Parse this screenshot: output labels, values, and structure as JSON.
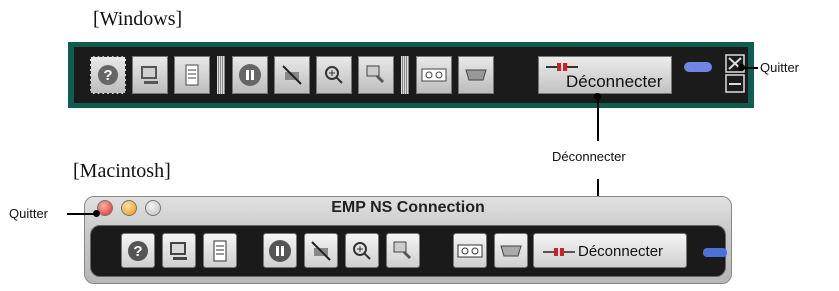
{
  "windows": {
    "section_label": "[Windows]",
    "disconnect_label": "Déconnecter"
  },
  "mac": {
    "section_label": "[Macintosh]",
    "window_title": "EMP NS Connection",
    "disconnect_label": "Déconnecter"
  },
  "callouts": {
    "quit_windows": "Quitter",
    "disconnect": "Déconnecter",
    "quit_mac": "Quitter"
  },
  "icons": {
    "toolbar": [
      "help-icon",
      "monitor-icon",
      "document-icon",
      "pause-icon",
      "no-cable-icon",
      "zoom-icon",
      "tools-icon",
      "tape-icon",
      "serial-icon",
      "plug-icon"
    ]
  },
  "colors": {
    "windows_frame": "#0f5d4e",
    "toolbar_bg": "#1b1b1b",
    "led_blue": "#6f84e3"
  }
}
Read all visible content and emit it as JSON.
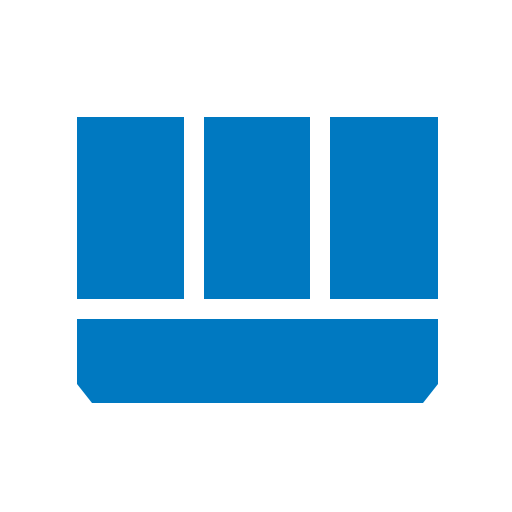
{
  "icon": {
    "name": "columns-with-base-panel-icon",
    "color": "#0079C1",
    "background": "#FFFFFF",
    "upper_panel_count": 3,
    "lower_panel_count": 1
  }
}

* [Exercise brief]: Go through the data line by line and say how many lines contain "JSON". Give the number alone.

* [Your solution]: 2